The Scab’s Dream

Iron Road


Last night I lay a-sleeping
I had an awful dream
I dreamt that I was back again in 1917.

I saw the drivers and firemen
And thought it the greatest sight
To see such a body of workmen
Staying out for their rights.

So I came out on strike with them
But the boss came to me next day
And appointed me a driver
And a rise of four bob a day.

And when I saw my old mates
Men that always lent me a bob,
They turned their heads and whispered,
“He took an old man’s job”
And when I look at my little boy,
So happy, young and gay,
He doesn’t care if I scabbed it
But I wonder will he some day.

Then in my dreams I wander to 1937
My boy has grown to manhood
He is the pick of an Australian Eleven.
He comes to me one evening
With a look I had never seen,
And said: “Dad, what did you do in 1917?”
For a moment I was dumbfounded
He had taken my breath away
Then I answered,
“I stuck to the Government and worked sixteen hours a day”

Not another word was spoken
He left me with bowed-down head
Next morning when I went to his room
I found him lying dead
And there a note was written:
“I love you, dearly dad,
I could not live to be happy
To think I am a son of a scab.”

Then I woke with the consolation
It was only a silly dream
I would give all I possess in this wide, wide world
To live again through seventeen.

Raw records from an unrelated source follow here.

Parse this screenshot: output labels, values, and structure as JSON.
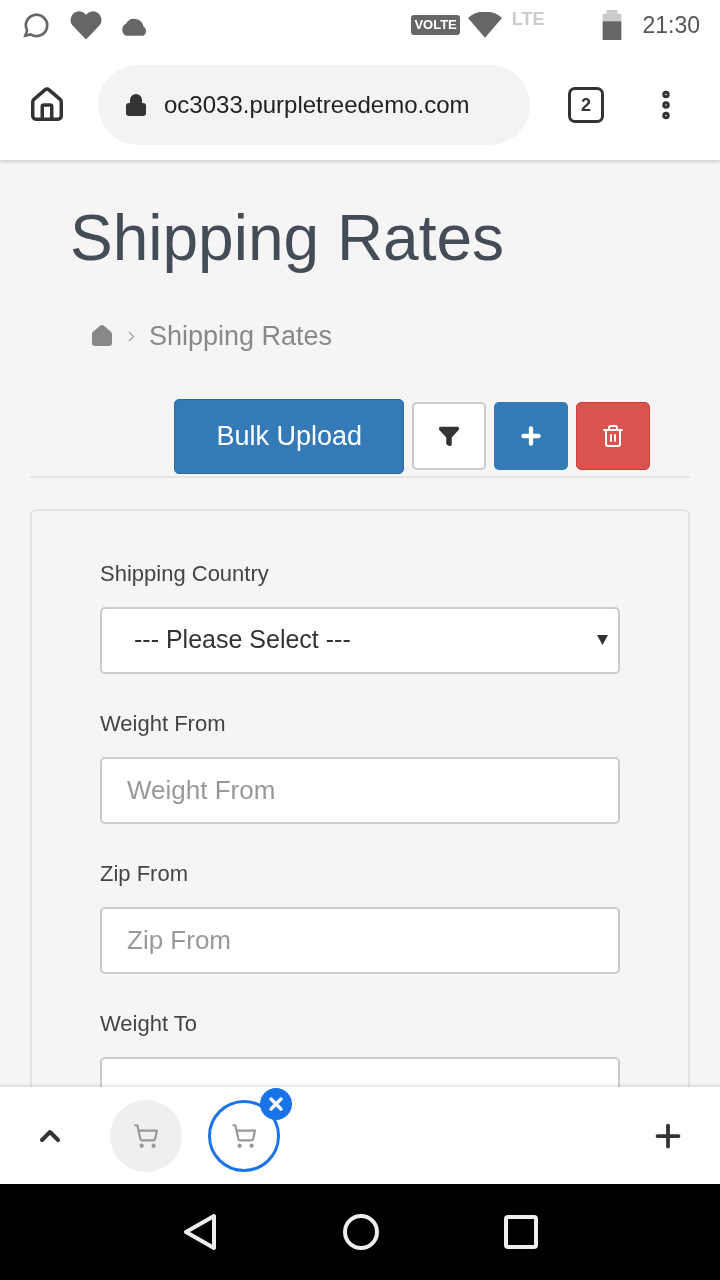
{
  "status_bar": {
    "network_badge": "VOLTE",
    "network_type": "LTE",
    "time": "21:30"
  },
  "browser": {
    "url": "oc3033.purpletreedemo.com",
    "tab_count": "2"
  },
  "page": {
    "title": "Shipping Rates",
    "breadcrumb": [
      "Shipping Rates"
    ],
    "actions": [
      {
        "kind": "text",
        "label": "Bulk Upload"
      },
      {
        "kind": "filter"
      },
      {
        "kind": "add"
      },
      {
        "kind": "delete"
      }
    ],
    "filter_fields": [
      {
        "kind": "select",
        "label": "Shipping Country",
        "value": "--- Please Select ---"
      },
      {
        "kind": "input",
        "label": "Weight From",
        "placeholder": "Weight From"
      },
      {
        "kind": "input",
        "label": "Zip From",
        "placeholder": "Zip From"
      },
      {
        "kind": "input",
        "label": "Weight To"
      }
    ]
  },
  "tab_strip": {
    "tabs": [
      {
        "selected": false
      },
      {
        "selected": true
      }
    ]
  }
}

(By ‘HJL’ and published in The Railway Issue Jan. 1927)